When cleaning and organizing my materials, I come across all sorts of papers I wrote in grad school. It's quite a discovery. I find things I hadn't thought about in some time, ideas I've forgotten about, concepts I came up with that I hadn't even remembered. I'm amazed at where I came up with some sentences--it's like a different person writing (my formal paper style is to write a draft early, then revise like hell day after day, so the sentences were constructed and revised over time. But they boggle me). It's become quite clear that the last two years of my life has been a complacent intellectual period (at least compared to the furor I experienced in two years of grad school). Not that I've been dormant--teaching is not an easy intellectual exercise, and I've given great attention to IDEAS as always--just not as intensely focused. I think that's changing.
Looking through my notes I come across papers I wrote for Dr. Buschen's history classes, and I still have the notebooks filled with extensive notes on his lectures (I took such intense notes, I think, because I suspected I would want them in the future). Dr. Buschen was an inspiration to me--in his classes on the Middle Ages, the Renaissance, and the Reformation, he convinced me that a life lived for ideas is a worthwhile life.
I'm in the middle of Bainton's Luther biography Here I Stand, and I've found an unexpected parallel: Fowles' The French Lieutenant's Woman. Both writers occasionally step in to remind their twentieth-century readers that their minds don't work the way peoples' minds did at different periods in the past, and tries to allow us to think the way those in the 16th and 19th centuries, respectively, might.

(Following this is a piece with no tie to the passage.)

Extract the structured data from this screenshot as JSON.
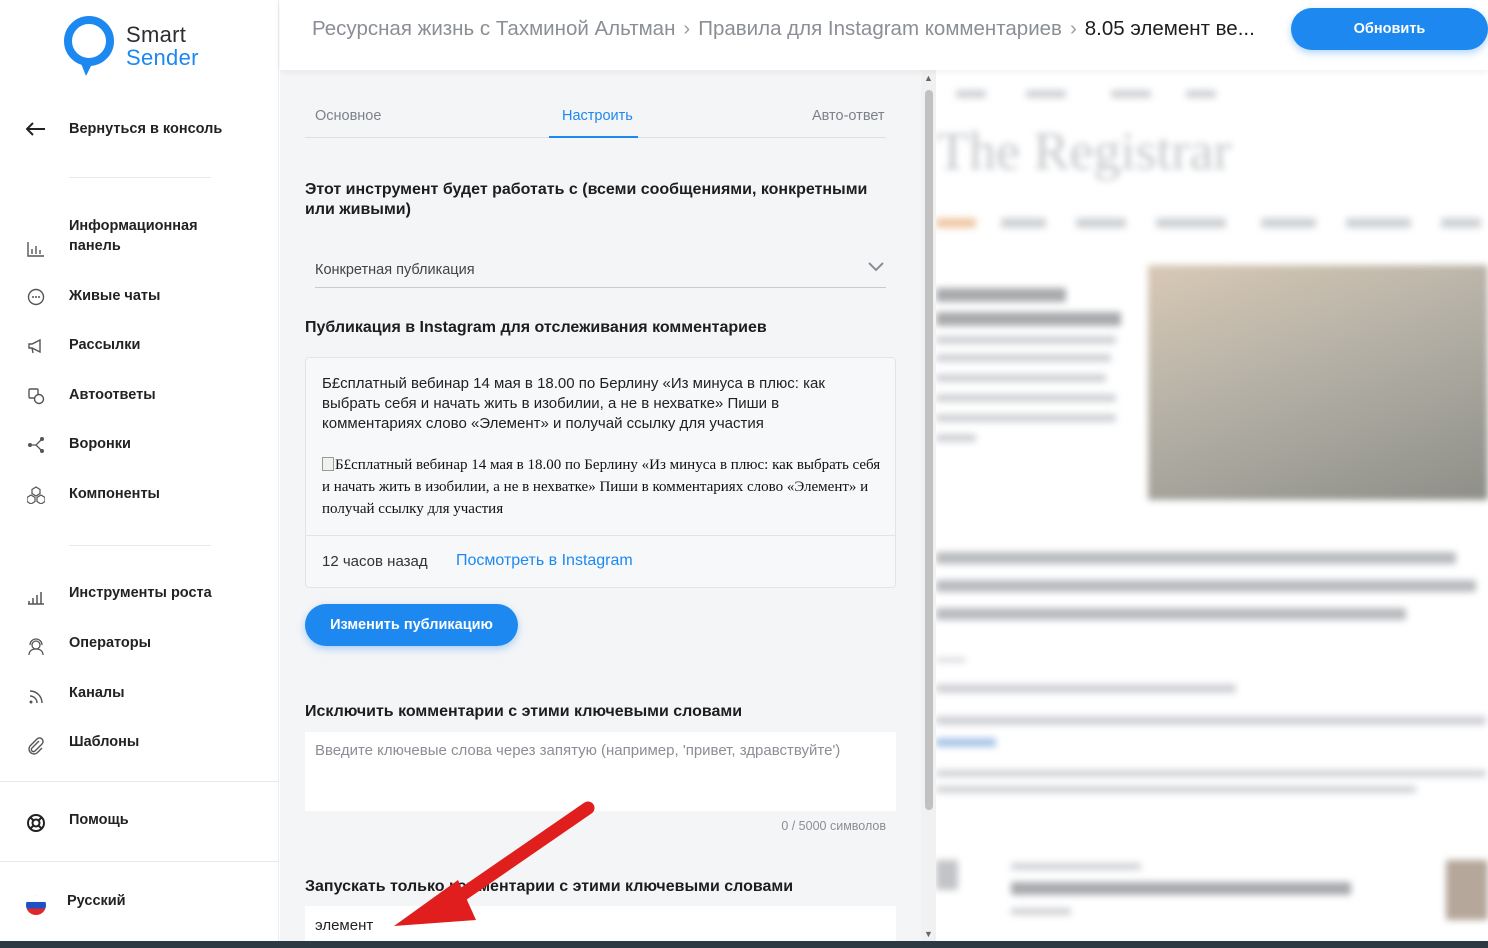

History is rich with ideas. I'm hoping this summer to read a biography of Frederick the Wise, who seems still an enigmantic figure in the story of the Reformation.